Credit Rating Migration Risk
The migration-based multi-factor copula (
creditMigrationCopula) is similar to the
creditDefaultCopula object. As described in Credit Simulation Using Copulas, each counterparty’s credit quality is
represented by a “latent variable” which is simulated over many scenarios.
The latent variable is composed of a series of correlated factors which are weighted
based on the counterparty’s sensitivity to each factor. The two objects differ in how
the latent variables are used for the remainder of the analysis. Instead of thinking in
terms of probability of default for each obligor, the
creditMigrationCopula object works with each obligor’s credit
rating. Credit ratings are issued by several companies (S&P, Moody's, and so on).
Each rating represents a level of credit quality and ratings are changed periodically as
a company’s situation improves or deteriorates.
Given enough historical data, the likelihood is calculated that
a company at a particular rating will migrate to a different rating
over some time period. For example, this table shows the probabilities
that a company with credit rating
transition to each other rating.
creditDefaultCopula object is concerned
with the 2.4% chance of default exclusively, a migration-based approach
creditMigrationCopula object accounts
for all possible rating states. Given these probabilities, the cut-points
are calculated for the distribution of all possible latent variable
values that correspond to each rating value.
For each scenario, the latent variable value determines the credit rating of the counterparty at the end of the time period based on these cut-points. The cut-points are set such that the probability of transitioning to each rating matches the probabilities in the provided transition table. You now have not just correlated defaults for each counterparty, but correlated rating changes across the entire range of credit ratings.
Each credit rating has a unique discount curve associated with
it. As an obligor’s credit rating falls, the obligor’s
bond cashflows become more deeply discounted and the total bond value
drops accordingly. Conversely, if an obligor’s rating improves,
the cashflows are discounted less deeply, and the bond values will

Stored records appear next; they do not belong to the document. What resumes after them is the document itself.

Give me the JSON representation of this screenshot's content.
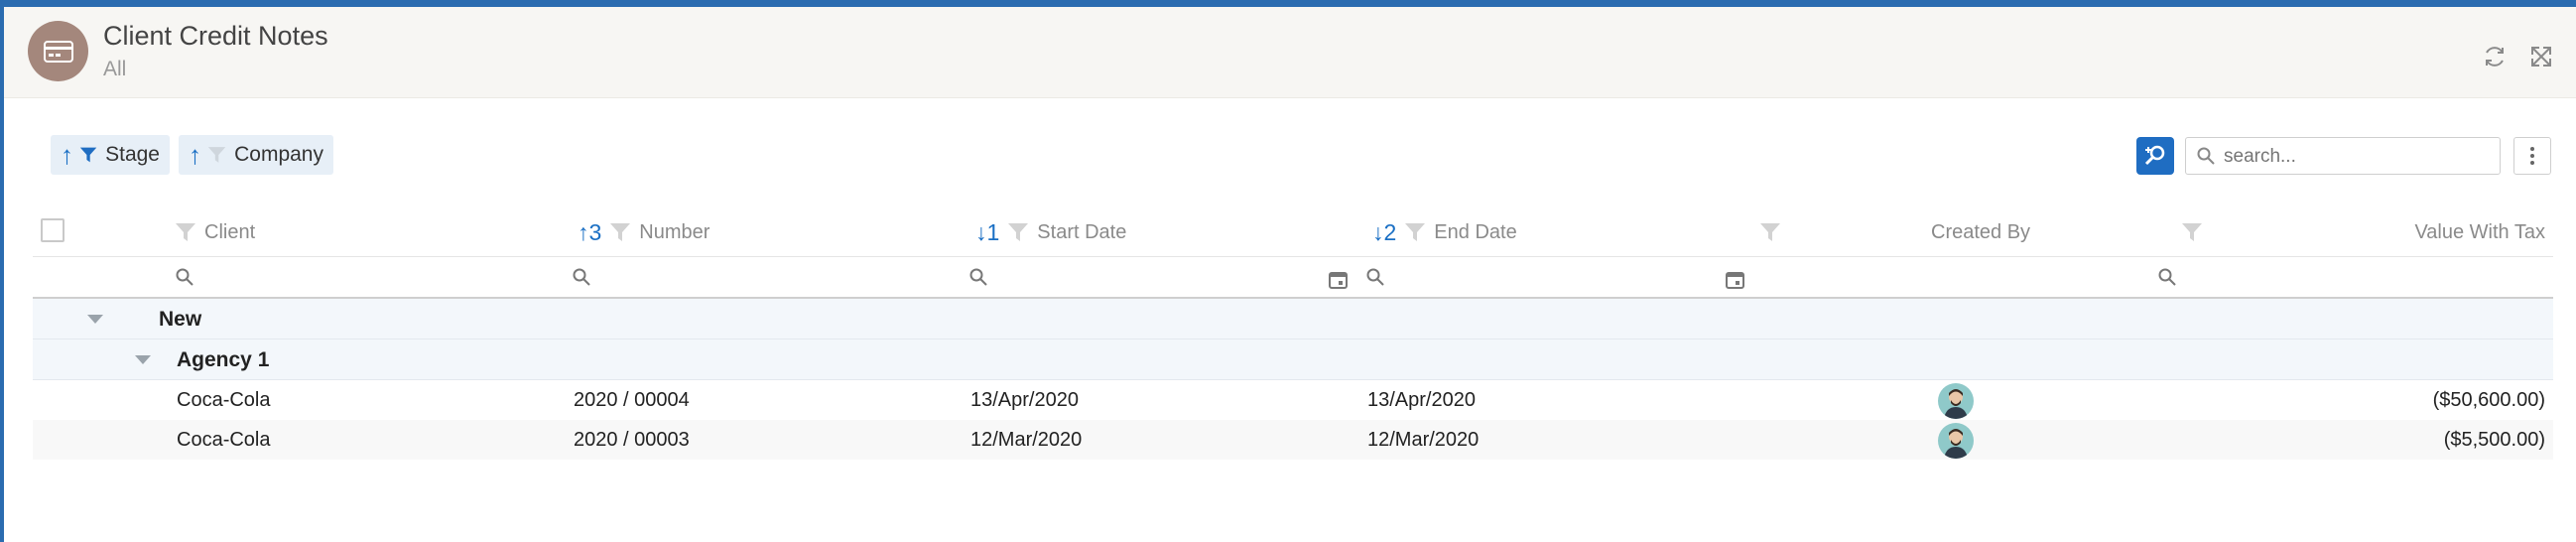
{
  "header": {
    "title": "Client Credit Notes",
    "subtitle": "All",
    "app_icon": "credit-card-icon"
  },
  "group_chips": [
    {
      "label": "Stage",
      "sort": "ascending",
      "filter_active": true
    },
    {
      "label": "Company",
      "sort": "ascending",
      "filter_active": false
    }
  ],
  "search": {
    "placeholder": "search..."
  },
  "columns": {
    "client": {
      "label": "Client"
    },
    "number": {
      "label": "Number",
      "sort_index": "3",
      "sort": "ascending"
    },
    "start_date": {
      "label": "Start Date",
      "sort_index": "1",
      "sort": "descending"
    },
    "end_date": {
      "label": "End Date",
      "sort_index": "2",
      "sort": "descending"
    },
    "created_by": {
      "label": "Created By"
    },
    "value_with_tax": {
      "label": "Value With Tax"
    }
  },
  "groups": {
    "stage": {
      "label": "New"
    },
    "company": {
      "label": "Agency 1"
    }
  },
  "rows": [
    {
      "client": "Coca-Cola",
      "number": "2020 / 00004",
      "start_date": "13/Apr/2020",
      "end_date": "13/Apr/2020",
      "value": "($50,600.00)"
    },
    {
      "client": "Coca-Cola",
      "number": "2020 / 00003",
      "start_date": "12/Mar/2020",
      "end_date": "12/Mar/2020",
      "value": "($5,500.00)"
    }
  ],
  "colors": {
    "accent": "#1f6dc2",
    "app_icon_bg": "#a4877c",
    "header_bg": "#f7f6f3"
  }
}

rise. After repricing the portfolio with all obligors’ new
ratings, the total portfolio value can be calculated as the sum of
the new bond values. As with the
various risk measures are calculated and reported for the